Health Q&A: cataract replacement lens

Dr David Roche / 04 August 2016

Saga Magazine’s Dr Roche answers a question about what cataract replacement lens are made of.



Q: I’ve had cataract surgery and wonder what substance is used to make the new lenses that are put in the eye?

A: Various substances have been used over the years to replace the eye’s natural lens, when it has been affected by cataract.

The current technique requires a foldable lens, which can be introduced through a very small incision and then pops into shape inside the eye. This is an acrylic substance, designed for the purpose.

In 1949, Perspex was used for the first replacement lens. This was chosen because ophthalmologists treating eye injuries in wartime RAF pilots, who often had fragments of shattered windscreens in their eyes, noticed that the eye did not react against this substance.

What happens during cataract surgery

Signs and symptoms of cataracts

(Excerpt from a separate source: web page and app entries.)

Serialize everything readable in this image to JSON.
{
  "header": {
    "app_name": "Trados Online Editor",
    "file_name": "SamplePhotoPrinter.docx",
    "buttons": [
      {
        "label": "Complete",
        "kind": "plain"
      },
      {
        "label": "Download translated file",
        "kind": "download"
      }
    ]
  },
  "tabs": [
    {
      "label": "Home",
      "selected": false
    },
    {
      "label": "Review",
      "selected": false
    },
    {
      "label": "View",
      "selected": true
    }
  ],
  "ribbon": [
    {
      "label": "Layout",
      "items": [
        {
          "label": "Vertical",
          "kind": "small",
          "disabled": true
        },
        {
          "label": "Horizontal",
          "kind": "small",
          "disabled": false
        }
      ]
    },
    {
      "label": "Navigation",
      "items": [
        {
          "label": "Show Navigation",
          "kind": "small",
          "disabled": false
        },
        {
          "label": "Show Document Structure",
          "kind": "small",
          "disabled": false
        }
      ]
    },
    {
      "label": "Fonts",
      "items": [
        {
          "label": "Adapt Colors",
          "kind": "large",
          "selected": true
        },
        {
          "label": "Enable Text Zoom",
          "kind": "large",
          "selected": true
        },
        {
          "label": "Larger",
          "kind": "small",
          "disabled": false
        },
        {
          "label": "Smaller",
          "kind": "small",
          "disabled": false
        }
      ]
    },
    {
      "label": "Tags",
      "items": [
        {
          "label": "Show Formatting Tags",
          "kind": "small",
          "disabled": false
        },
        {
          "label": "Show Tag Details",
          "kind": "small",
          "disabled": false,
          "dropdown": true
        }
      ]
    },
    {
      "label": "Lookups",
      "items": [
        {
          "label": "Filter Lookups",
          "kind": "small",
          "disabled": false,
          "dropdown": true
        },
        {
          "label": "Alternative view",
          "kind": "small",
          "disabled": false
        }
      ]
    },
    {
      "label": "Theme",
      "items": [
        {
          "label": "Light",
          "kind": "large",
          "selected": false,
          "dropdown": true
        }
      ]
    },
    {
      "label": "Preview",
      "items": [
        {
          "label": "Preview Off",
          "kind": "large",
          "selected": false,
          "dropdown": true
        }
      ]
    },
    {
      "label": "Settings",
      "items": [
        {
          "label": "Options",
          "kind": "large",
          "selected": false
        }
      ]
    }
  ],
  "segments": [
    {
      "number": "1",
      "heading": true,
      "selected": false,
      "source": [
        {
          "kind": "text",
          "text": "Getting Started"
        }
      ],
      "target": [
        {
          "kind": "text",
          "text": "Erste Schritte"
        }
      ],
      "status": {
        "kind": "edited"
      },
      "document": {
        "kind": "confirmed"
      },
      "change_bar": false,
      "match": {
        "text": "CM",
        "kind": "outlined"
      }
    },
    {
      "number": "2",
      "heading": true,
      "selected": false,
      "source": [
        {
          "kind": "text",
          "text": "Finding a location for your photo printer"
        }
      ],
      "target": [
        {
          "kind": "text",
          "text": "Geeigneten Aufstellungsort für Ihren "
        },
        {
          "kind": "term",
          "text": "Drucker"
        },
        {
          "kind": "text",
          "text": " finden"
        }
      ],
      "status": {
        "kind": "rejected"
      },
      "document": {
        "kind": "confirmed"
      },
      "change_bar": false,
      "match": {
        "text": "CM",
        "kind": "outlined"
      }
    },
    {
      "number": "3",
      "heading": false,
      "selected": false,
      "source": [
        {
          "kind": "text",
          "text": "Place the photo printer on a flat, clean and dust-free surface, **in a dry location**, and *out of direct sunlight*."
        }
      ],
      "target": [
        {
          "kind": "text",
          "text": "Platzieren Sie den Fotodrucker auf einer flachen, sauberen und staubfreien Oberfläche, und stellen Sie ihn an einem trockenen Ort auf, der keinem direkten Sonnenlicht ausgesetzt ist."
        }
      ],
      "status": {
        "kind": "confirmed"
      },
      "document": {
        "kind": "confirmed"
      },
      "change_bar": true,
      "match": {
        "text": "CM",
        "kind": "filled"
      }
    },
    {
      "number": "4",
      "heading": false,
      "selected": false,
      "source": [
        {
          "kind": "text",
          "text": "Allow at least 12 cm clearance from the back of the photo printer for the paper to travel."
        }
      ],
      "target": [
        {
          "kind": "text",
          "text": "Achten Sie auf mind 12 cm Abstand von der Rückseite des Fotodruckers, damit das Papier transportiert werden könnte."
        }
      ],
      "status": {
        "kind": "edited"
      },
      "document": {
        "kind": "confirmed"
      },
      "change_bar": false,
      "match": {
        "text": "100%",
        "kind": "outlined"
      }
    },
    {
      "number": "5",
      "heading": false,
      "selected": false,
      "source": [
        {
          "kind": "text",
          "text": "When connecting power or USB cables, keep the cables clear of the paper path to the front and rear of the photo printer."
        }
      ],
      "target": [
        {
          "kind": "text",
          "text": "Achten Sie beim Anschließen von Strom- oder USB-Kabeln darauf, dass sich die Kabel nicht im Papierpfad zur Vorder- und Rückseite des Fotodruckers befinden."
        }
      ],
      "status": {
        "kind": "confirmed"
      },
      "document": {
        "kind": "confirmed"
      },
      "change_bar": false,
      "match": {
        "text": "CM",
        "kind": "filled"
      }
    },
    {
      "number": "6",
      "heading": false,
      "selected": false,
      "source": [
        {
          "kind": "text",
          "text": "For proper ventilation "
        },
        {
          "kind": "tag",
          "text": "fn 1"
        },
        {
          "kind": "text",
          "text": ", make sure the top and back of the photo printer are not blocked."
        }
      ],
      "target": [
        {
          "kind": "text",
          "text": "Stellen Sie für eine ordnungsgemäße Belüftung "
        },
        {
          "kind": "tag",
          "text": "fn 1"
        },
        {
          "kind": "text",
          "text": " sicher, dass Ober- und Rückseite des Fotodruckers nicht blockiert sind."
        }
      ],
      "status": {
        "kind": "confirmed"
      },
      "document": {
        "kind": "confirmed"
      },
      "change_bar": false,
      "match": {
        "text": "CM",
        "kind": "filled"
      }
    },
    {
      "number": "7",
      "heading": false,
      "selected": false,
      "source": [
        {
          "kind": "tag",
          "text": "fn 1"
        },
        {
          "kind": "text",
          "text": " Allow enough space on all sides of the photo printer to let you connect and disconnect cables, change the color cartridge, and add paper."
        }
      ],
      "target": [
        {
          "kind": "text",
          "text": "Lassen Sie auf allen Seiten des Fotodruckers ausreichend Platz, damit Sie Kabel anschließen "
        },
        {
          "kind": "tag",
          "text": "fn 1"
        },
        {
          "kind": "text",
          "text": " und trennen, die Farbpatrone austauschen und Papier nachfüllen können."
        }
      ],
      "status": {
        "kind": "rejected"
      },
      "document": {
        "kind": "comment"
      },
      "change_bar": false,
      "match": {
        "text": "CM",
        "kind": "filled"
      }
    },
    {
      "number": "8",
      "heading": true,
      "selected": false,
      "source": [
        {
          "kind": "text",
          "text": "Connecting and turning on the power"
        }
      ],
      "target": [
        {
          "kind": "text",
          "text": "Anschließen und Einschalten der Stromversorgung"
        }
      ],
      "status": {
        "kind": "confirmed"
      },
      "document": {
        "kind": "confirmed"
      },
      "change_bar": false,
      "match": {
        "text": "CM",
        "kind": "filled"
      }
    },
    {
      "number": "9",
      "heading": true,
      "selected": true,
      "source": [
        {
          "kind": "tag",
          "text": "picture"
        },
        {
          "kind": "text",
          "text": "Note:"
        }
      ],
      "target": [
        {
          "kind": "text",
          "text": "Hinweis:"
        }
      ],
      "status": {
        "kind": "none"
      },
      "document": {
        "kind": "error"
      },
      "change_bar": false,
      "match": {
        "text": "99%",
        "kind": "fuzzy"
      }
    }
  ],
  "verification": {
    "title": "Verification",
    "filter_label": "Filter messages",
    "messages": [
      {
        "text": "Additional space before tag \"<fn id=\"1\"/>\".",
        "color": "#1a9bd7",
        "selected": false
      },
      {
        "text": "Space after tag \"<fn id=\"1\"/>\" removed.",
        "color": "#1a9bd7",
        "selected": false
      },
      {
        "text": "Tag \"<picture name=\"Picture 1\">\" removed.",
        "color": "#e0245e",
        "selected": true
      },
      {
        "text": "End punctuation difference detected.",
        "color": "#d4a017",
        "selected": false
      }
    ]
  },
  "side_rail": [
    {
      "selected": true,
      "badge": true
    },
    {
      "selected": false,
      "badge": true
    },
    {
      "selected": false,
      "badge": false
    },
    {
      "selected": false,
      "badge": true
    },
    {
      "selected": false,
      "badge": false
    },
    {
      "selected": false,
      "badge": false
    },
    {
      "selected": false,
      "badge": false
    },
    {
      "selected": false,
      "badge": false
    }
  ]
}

The opinions expressed are those of the author and are not held by Saga unless specifically stated.

The material is for general information only and does not constitute investment, tax, legal, medical or other form of advice. You should not rely on this information to make (or refrain from making) any decisions. Always obtain independent, professional advice for your own particular situation.